Thomas R. Eddlem
With the revelations by NSA whistleblower Edward Snowden and reporter Glenn Greenwald, there seem to be only two possibilities regarding House Permanent Intelligence Subcommittee Chairman Mike Rogers: He either boldly lied about the breadth of NSA surveillance of the American people, or he didn't know and was therefore engaged in incompetent oversight of the NSA.
The London Guardian's Glenn Greenwald revealed in a July 31 exposé that the NSA has indeed been collecting the full text of every American's e-mails without a warrant under the “XKeyscore” program, flatly contradicting the claims of congressional opponents of the Amash amendment last week.
Revelations that the IRS has thoroughly politicized its use of taxpayer information has ominous implications for the NSA's attempts to collect a broader spectrum of data on Americans.
The U.S. Court of Appeals for the Second District struck down an injunction against indefinite detention of U.S. citizens by the president under the National Defense Authorization Act of 2012 in a July 17 ruling that is a blow to civil liberties protected by the U.S. Constitution.
The NSA's unconstitutional warrantless wiretapping program PRISM has succeeded in uniting much of the political spectrum in a new California-based lawsuit designed to protect civil liberties from the National Security Agency.

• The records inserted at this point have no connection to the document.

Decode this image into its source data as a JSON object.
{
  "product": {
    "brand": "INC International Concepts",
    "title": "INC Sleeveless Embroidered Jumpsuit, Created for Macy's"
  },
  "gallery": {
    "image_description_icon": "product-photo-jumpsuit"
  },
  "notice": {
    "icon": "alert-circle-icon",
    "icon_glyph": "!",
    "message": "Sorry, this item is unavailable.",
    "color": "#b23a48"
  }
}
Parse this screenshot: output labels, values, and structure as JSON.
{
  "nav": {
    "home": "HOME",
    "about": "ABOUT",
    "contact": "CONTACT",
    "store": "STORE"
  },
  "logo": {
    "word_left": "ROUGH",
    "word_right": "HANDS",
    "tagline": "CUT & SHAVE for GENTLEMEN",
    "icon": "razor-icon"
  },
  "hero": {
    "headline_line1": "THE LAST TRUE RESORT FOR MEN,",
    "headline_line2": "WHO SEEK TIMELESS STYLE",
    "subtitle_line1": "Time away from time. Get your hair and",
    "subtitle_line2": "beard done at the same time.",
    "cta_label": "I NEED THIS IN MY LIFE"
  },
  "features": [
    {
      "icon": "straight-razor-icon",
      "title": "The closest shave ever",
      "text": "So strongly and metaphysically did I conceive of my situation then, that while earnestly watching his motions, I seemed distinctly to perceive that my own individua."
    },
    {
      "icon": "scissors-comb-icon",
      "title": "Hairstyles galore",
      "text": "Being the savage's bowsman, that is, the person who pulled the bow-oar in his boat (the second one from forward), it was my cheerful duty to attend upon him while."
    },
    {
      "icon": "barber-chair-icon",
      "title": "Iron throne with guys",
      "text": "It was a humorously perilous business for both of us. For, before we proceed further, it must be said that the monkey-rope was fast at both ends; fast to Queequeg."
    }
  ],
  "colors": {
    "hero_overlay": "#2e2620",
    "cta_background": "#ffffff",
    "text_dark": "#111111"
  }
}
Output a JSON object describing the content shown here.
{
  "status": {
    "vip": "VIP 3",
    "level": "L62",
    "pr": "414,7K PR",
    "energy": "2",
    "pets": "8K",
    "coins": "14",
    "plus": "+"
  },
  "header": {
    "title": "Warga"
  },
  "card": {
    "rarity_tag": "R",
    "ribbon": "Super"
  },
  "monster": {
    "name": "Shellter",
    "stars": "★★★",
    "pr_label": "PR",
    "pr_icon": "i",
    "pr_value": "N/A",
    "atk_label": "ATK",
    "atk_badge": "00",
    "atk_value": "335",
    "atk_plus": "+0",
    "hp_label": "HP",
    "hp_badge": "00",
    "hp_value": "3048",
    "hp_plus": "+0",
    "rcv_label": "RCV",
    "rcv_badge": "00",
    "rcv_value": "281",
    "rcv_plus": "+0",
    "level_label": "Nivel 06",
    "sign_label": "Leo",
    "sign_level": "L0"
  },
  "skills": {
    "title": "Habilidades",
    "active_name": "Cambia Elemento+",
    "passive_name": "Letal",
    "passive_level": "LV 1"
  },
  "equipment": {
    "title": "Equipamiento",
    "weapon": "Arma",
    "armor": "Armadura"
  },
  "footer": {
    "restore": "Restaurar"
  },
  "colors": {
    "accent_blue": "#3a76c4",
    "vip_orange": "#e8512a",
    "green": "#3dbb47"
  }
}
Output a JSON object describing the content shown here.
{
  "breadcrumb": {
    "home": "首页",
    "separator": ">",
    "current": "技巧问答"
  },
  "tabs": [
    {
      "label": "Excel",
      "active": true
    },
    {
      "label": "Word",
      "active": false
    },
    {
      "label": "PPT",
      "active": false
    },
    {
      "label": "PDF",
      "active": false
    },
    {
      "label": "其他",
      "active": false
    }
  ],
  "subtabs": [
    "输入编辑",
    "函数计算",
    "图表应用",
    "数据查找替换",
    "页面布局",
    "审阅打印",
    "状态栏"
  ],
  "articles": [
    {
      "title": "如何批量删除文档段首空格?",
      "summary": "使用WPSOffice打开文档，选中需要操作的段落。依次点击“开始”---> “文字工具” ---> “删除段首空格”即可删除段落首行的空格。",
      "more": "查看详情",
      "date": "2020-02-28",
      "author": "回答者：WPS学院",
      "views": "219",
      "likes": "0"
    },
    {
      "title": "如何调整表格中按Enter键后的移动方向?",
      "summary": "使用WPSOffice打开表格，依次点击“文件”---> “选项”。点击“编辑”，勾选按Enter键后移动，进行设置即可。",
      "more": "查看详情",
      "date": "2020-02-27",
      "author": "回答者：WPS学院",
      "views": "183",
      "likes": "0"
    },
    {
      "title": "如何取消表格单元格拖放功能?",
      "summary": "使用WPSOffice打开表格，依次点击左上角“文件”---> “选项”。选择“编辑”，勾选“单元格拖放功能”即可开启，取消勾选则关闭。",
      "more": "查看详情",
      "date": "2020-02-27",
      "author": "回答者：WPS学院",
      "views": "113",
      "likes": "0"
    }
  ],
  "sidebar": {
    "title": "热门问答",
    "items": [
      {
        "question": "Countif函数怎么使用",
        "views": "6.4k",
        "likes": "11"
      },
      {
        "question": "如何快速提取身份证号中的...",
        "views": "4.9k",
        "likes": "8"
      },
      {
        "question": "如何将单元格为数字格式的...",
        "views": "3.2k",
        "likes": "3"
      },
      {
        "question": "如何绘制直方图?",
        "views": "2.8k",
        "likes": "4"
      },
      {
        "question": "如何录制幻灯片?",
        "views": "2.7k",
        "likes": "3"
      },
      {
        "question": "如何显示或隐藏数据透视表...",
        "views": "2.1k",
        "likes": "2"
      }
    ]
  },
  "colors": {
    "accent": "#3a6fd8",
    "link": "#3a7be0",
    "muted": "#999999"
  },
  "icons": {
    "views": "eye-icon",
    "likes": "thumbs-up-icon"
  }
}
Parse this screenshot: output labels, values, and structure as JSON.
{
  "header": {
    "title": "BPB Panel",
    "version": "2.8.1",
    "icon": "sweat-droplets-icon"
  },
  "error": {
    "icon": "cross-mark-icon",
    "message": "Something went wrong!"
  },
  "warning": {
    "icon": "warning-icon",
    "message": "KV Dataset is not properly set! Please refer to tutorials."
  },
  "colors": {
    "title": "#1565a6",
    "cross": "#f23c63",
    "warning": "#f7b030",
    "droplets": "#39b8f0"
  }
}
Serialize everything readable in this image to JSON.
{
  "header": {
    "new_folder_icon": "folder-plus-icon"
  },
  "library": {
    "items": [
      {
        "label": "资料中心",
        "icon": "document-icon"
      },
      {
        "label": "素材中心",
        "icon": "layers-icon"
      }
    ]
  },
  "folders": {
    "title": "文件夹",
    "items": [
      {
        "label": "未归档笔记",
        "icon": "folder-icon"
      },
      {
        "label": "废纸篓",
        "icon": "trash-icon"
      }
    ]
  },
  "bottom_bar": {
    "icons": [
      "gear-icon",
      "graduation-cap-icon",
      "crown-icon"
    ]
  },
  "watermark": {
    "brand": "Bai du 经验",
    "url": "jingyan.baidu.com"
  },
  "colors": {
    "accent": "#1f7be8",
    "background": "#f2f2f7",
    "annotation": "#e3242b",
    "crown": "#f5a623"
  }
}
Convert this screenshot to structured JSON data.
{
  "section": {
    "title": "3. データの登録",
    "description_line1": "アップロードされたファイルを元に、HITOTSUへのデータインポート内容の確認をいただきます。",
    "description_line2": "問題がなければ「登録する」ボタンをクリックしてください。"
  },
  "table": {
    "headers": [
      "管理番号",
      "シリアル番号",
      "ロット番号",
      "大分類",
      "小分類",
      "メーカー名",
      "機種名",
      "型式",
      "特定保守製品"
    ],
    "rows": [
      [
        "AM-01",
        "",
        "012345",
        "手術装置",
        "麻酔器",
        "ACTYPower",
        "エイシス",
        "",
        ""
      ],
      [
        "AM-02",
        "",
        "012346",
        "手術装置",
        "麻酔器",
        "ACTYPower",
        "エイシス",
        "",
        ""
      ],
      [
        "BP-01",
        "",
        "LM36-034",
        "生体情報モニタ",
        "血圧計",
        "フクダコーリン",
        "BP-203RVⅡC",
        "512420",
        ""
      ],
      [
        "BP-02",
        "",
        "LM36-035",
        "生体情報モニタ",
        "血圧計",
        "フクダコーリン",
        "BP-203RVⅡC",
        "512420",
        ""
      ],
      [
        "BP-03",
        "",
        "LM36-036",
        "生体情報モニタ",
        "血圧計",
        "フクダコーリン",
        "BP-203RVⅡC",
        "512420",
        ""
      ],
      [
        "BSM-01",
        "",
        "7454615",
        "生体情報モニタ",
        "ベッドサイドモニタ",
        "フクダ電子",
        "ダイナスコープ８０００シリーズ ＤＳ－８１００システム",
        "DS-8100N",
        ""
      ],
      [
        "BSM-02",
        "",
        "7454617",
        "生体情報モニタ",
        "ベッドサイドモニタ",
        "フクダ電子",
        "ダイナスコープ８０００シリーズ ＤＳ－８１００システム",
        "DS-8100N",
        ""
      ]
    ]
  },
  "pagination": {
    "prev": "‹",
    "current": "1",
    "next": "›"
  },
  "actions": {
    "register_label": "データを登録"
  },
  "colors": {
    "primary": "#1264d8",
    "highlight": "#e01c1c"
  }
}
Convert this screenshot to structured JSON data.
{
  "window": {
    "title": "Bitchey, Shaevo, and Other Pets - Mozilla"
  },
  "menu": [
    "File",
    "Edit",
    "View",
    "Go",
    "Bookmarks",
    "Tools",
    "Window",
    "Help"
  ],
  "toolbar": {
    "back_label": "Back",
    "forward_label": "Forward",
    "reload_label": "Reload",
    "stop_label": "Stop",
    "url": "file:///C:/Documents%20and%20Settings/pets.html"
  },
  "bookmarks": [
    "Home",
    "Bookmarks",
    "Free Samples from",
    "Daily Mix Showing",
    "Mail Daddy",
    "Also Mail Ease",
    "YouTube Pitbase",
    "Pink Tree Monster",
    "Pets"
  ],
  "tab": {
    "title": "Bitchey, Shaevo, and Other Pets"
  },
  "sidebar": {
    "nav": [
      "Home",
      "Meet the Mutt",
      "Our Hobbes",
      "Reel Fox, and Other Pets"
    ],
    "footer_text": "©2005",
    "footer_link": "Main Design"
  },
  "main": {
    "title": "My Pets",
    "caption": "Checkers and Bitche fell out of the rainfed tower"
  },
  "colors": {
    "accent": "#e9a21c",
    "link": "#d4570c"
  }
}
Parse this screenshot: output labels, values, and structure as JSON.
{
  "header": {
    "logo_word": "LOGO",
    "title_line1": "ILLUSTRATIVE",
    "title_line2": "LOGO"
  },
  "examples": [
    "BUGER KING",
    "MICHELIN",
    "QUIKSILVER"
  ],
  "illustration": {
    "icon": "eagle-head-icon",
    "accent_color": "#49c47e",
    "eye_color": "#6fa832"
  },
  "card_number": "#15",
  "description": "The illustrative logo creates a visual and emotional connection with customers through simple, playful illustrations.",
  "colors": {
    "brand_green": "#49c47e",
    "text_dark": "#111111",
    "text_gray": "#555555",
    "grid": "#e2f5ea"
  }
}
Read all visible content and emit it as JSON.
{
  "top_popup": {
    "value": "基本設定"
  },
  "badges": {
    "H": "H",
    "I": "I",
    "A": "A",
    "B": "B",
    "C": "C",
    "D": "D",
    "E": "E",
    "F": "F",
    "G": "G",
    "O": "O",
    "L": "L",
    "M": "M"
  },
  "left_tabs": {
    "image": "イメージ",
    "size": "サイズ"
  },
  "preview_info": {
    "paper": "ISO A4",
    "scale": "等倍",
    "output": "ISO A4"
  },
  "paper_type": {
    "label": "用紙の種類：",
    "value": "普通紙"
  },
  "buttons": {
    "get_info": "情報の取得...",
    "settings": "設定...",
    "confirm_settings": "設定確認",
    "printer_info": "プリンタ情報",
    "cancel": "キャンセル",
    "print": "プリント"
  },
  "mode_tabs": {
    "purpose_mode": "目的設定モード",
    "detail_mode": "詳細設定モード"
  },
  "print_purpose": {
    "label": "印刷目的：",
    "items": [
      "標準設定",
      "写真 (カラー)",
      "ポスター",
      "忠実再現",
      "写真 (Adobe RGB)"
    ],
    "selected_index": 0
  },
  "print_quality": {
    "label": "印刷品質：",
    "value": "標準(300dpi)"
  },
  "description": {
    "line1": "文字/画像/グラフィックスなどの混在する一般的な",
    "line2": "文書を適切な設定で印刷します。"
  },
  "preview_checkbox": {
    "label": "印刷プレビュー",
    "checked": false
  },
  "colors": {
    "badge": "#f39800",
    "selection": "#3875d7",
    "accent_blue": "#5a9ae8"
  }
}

The Washington Post published a story on how the NSA's mission was to spy on every American, to “collect it all,” and then ran an op-ed the next day defending the surveillance state.
The new interim leaders of Egypt appointed by the military have followed the pattern of being secular, internationalist, and socialist-leaning. Most of the new leaders have ties with either the Mubarak dictatorship, newly-formed socialist parties, the United Nations, or some combination of the above.
U.S. foreign aid dollars have been channeled to U.S.-based radicals advocating terrorism against Egyptian civilians, according to a recent report by Emad Mekay of the U.C.-Berkley Investigative Reporting Program, along with funding for other opponents of the former President Mohammad Morsi.
The Egyptian Army massacred scores of pro-Morsi protesters in front of the Cairo National Guard headquarters July 8, where the former elected president is presumed to be under house arrest, but U.S. foreign aid continues to flow to Egypt.
Egypt's street protests — loosely based upon an online petition called the Tamarrud (loosely translated as “Rebellion”) — and the looming military threat of a coup against the freely elected government of Mohammad Morsi may have both had their origins in actions of the U.S. government.